*DIRECTIONS*: Nothing but the images is to be left out of your exact copy of the entries.

*SUPPLIED DATA*:
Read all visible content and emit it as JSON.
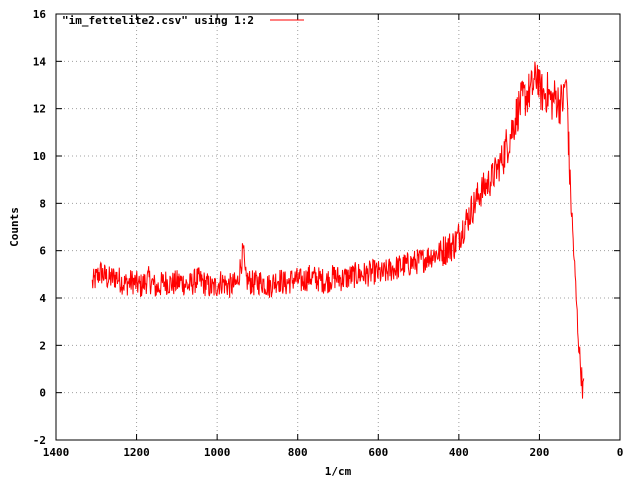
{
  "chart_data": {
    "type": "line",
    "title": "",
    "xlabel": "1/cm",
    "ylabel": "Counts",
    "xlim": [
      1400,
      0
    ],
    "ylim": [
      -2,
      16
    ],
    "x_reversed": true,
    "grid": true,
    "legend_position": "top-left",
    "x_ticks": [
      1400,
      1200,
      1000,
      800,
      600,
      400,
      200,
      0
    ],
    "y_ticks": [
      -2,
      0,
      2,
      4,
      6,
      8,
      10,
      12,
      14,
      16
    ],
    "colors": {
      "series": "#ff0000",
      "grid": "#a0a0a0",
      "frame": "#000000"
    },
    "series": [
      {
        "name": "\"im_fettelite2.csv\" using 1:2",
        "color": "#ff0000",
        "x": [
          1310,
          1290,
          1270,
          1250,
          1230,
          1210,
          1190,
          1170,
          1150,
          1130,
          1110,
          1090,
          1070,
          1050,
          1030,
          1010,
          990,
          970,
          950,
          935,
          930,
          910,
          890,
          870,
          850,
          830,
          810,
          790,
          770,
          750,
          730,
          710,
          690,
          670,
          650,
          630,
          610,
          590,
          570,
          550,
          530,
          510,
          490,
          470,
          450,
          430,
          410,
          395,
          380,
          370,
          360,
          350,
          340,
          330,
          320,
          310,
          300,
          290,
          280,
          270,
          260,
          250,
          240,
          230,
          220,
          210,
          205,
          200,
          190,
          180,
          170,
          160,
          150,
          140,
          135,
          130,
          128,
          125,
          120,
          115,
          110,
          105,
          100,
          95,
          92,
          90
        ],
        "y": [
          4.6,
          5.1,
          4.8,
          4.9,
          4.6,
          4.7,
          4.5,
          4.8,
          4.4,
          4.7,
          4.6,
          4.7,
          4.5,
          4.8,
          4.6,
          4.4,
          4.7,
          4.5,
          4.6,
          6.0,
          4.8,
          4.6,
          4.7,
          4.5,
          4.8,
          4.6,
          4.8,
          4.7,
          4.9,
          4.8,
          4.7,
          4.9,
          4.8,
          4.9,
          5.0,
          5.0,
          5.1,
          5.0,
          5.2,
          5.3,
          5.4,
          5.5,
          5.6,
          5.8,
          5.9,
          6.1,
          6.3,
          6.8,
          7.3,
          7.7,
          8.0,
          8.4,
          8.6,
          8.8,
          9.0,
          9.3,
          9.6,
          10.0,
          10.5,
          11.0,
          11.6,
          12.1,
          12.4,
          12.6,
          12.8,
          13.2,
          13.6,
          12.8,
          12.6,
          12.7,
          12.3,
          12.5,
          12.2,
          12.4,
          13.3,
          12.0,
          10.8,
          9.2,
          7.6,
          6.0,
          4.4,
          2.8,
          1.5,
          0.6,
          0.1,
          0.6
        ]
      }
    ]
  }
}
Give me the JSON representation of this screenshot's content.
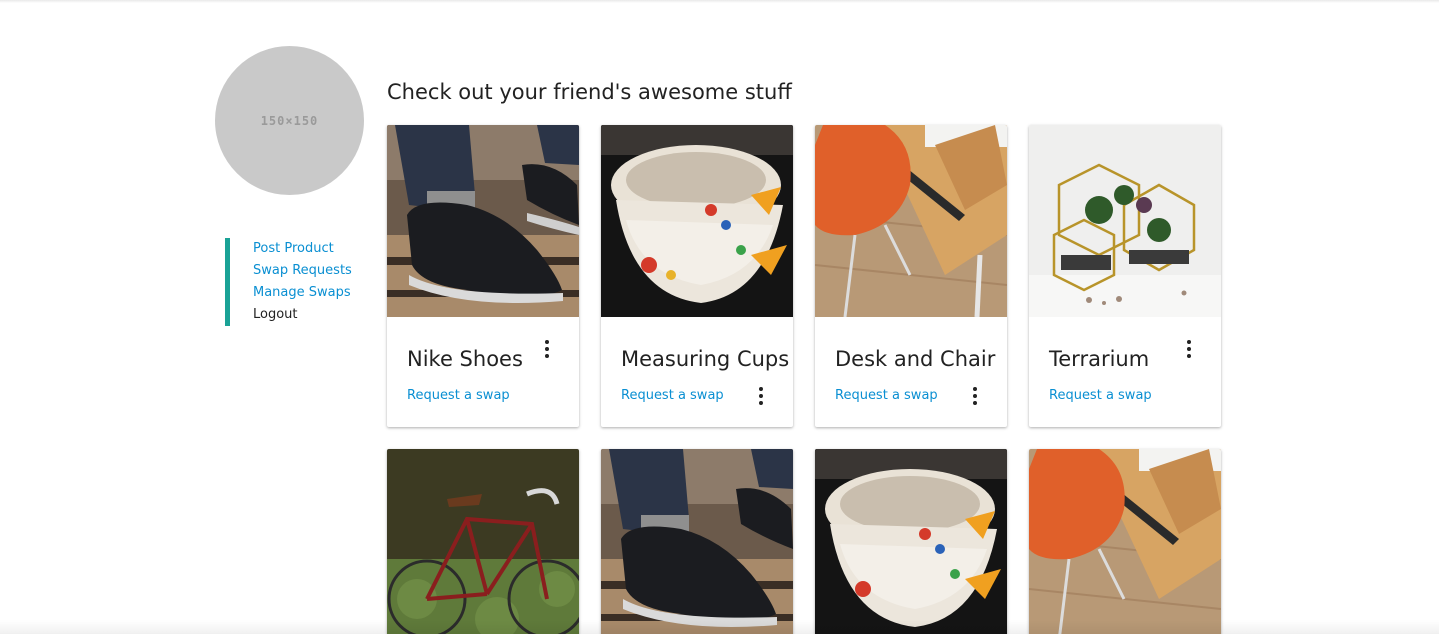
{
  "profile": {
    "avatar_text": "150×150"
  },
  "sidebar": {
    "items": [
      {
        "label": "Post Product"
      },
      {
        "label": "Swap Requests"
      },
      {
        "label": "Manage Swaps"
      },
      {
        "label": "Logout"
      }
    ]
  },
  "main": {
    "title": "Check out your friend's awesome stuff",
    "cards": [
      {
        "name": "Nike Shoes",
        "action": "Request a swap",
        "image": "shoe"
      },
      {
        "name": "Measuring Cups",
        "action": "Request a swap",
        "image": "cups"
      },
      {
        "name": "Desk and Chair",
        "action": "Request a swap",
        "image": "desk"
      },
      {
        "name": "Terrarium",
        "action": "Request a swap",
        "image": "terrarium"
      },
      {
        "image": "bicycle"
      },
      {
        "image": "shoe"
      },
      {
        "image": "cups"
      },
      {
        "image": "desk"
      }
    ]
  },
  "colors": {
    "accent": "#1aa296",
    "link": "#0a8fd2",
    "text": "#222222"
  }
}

*EXERCISE OUTPUT*:
Read all visible content and emit it as JSON.
{
  "chart_data": {
    "type": "line",
    "title": "",
    "xlabel": "1/cm",
    "ylabel": "Counts",
    "xlim": [
      1400,
      0
    ],
    "ylim": [
      -2,
      16
    ],
    "x_reversed": true,
    "grid": true,
    "legend_position": "top-left",
    "x_ticks": [
      1400,
      1200,
      1000,
      800,
      600,
      400,
      200,
      0
    ],
    "y_ticks": [
      -2,
      0,
      2,
      4,
      6,
      8,
      10,
      12,
      14,
      16
    ],
    "colors": {
      "series": "#ff0000",
      "grid": "#a0a0a0",
      "frame": "#000000"
    },
    "series": [
      {
        "name": "\"im_fettelite2.csv\" using 1:2",
        "color": "#ff0000",
        "x": [
          1310,
          1290,
          1270,
          1250,
          1230,
          1210,
          1190,
          1170,
          1150,
          1130,
          1110,
          1090,
          1070,
          1050,
          1030,
          1010,
          990,
          970,
          950,
          935,
          930,
          910,
          890,
          870,
          850,
          830,
          810,
          790,
          770,
          750,
          730,
          710,
          690,
          670,
          650,
          630,
          610,
          590,
          570,
          550,
          530,
          510,
          490,
          470,
          450,
          430,
          410,
          395,
          380,
          370,
          360,
          350,
          340,
          330,
          320,
          310,
          300,
          290,
          280,
          270,
          260,
          250,
          240,
          230,
          220,
          210,
          205,
          200,
          190,
          180,
          170,
          160,
          150,
          140,
          135,
          130,
          128,
          125,
          120,
          115,
          110,
          105,
          100,
          95,
          92,
          90
        ],
        "y": [
          4.6,
          5.1,
          4.8,
          4.9,
          4.6,
          4.7,
          4.5,
          4.8,
          4.4,
          4.7,
          4.6,
          4.7,
          4.5,
          4.8,
          4.6,
          4.4,
          4.7,
          4.5,
          4.6,
          6.0,
          4.8,
          4.6,
          4.7,
          4.5,
          4.8,
          4.6,
          4.8,
          4.7,
          4.9,
          4.8,
          4.7,
          4.9,
          4.8,
          4.9,
          5.0,
          5.0,
          5.1,
          5.0,
          5.2,
          5.3,
          5.4,
          5.5,
          5.6,
          5.8,
          5.9,
          6.1,
          6.3,
          6.8,
          7.3,
          7.7,
          8.0,
          8.4,
          8.6,
          8.8,
          9.0,
          9.3,
          9.6,
          10.0,
          10.5,
          11.0,
          11.6,
          12.1,
          12.4,
          12.6,
          12.8,
          13.2,
          13.6,
          12.8,
          12.6,
          12.7,
          12.3,
          12.5,
          12.2,
          12.4,
          13.3,
          12.0,
          10.8,
          9.2,
          7.6,
          6.0,
          4.4,
          2.8,
          1.5,
          0.6,
          0.1,
          0.6
        ]
      }
    ]
  }
}
Give me the JSON representation of this screenshot's content.
{
  "profile": {
    "avatar_text": "150×150"
  },
  "sidebar": {
    "items": [
      {
        "label": "Post Product"
      },
      {
        "label": "Swap Requests"
      },
      {
        "label": "Manage Swaps"
      },
      {
        "label": "Logout"
      }
    ]
  },
  "main": {
    "title": "Check out your friend's awesome stuff",
    "cards": [
      {
        "name": "Nike Shoes",
        "action": "Request a swap",
        "image": "shoe"
      },
      {
        "name": "Measuring Cups",
        "action": "Request a swap",
        "image": "cups"
      },
      {
        "name": "Desk and Chair",
        "action": "Request a swap",
        "image": "desk"
      },
      {
        "name": "Terrarium",
        "action": "Request a swap",
        "image": "terrarium"
      },
      {
        "image": "bicycle"
      },
      {
        "image": "shoe"
      },
      {
        "image": "cups"
      },
      {
        "image": "desk"
      }
    ]
  },
  "colors": {
    "accent": "#1aa296",
    "link": "#0a8fd2",
    "text": "#222222"
  }
}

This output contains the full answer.